A state-of-the-art propulsion system, one that uses plasma thrusters with no moving parts, could provide power for micro and nano unmanned aerial vehicles (UAV.)This class of airplane can measure anywhere from a foot to less than 6 inches long.
According to a release on Wednesday from the State Department, law enforcement officials and private parties may soon be able to request personal passport details. Currently, only State Department staffers who have undergone "background security investigation" handle such requests. The change to the State Department's system of records notice, or SORN, affects records dating as far back to 1925 and addresses amendments introduced in 2007 to the Privacy and Security Act of 1974.
I've written here before about emergency locators, those gizmos that can help rescuers find you if you become lost in the wilderness.
The tragic death of CNET's own James Kim and the disappearances of Microsoft's Jim Gray and famed adventurer Steve Fossett have convinced me that anyone who travels outside populated areas ought to carry one of these devices.
Following that earlier post, I was contacted by SPOT Inc., makers of the SPOT Satellite Messenger, which began shipping through major outdoor retailers this fall. They offered me a SPOT messenger for review, and I happily accepted. It … Read more
Intel is making a "small" change to its lineup of solid-state drives.
The chipmaker announced late Friday that it is making a solid-state drive for handheld devices that is smaller than a penny and weighs less than a drop of water. The Z-P140 drives will be available in 2GB and 4GB sizes, and are intended for low-power, rugged devices, presumably gadgets like Internet tablets, smartphones, portable video players, and handheld computers. Intel says it is 400 times smaller than a 1.8-inch hard drive.
The drives use flash memory to store data, and have a PATA (parallel ATA) … Read more
Solid-state drives are still going to be somewhat hard to find and expensive in 2008, but mass production, cheaper flash, and tech advances will start to change that in 2009 and 2010.
Micron Technology, the Boise, Idaho-based maker of DRAM and flash memory, this week unveiled plans to come out with solid-state drives. The drives function like regular hard drives. But instead of storing data on spinning disks, solid-state drives store it on NAND memory chips--the kind found in cameras and MP3 players.
Micron will start mass-producing solid-state drives in the first quarter of 2008. The first drives will hold … Read more
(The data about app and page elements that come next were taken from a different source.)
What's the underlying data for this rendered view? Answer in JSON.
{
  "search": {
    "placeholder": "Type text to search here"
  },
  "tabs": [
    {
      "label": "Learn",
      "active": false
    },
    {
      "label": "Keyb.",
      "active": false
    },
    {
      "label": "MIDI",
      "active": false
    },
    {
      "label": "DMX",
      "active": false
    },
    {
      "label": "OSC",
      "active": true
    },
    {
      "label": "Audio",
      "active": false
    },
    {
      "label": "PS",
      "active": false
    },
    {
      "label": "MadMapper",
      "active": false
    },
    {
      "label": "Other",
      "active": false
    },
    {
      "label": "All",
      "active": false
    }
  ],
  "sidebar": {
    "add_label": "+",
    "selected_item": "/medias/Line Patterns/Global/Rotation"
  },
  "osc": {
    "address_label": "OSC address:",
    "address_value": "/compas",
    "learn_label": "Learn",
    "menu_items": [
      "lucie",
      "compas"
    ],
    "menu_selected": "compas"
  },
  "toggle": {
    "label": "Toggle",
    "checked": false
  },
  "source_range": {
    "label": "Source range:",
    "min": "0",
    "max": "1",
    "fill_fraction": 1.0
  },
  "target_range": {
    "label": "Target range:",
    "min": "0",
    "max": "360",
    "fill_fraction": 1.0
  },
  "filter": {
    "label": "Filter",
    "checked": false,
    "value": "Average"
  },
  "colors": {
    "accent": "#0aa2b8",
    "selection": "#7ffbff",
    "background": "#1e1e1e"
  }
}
In two consecutive days, The Wall Street Journal presented two different answers. The first is not surprising: Intellectual Ventures, the brainchild of ex-Microsoft executive Nathan Myhrvold. It's now out "to raise as much as $1 billion to help develop and patent inventions, many of them from universities in Asia." I know I will sleep so much more comfortably knowing that IVL will be out plundering Asia so that it can turn around and plunder the rest of the planet.
The second might surprise you: the University of California. The University of California may be especially pernicious because it can sue for patent infringement but has sovereign immunity:… Read more
In the old days, you'd buy a RAID adapter card to let your computer attach to multiple hard drives that provided data capacity and protection. Nowadays, with flash memory, the storage fits right on the card.
Addonics Technologies announced a $50 PCI card Tuesday that's got four CompactFlash card slots. The cards can be configured as four individual drives, a single large volume, or set up with RAID (redundant array of inexpensive disks) 0, 1 or 10 to stripe data across multiple cards or mirror data from one onto another.
Note that there's no support for RAID … Read more
For a start-up, Mascoma certainly has a lot of refineries in the works.
The cellulosic ethanol specialist already has plans for a demonstration plant in upstate New York capable of churning out 500,000 gallons a year, plus a plant in Michigan capable of 5 million gallons annually.
Just last week, it announced a deal with the University of Tennessee to open another 5-million-gallon plant in that state. Construction will begin in 2007 and become operational in 2009. (The New York and Michigan plants are supposed to go live in late 2007/early 2008 and 2008, respectively.)
That's three … Read more
Much has been made of an El Paso Times interview last week in which Director of National Intelligence Mike McConnell acknowledged the "private sector" has assisted in the president's so-called Terrorist Surveillance Program. Some opponents of the phone-call-and-email-snooping regime promptly pounced on the remarks, suggesting they implicate telephone companies like AT&T and Verizon, which have been accused in numerous lawsuits of consumer privacy violations and illicit cooperation with the Bush administration.
"Now if you play out the suits at the value they're claimed, it would bankrupt these companies," McConnell told the paper, … Read more
Cost savings are nice - and open source delivers them in spades - but price is just one benefit of open source. According to Bill Welty, CIO of California's Air Resource Board, price isn't even the most important factor.
"Increased agility, responsiveness to internal clients, and team-building" are the real value drivers of open source, Welty insists:… Read more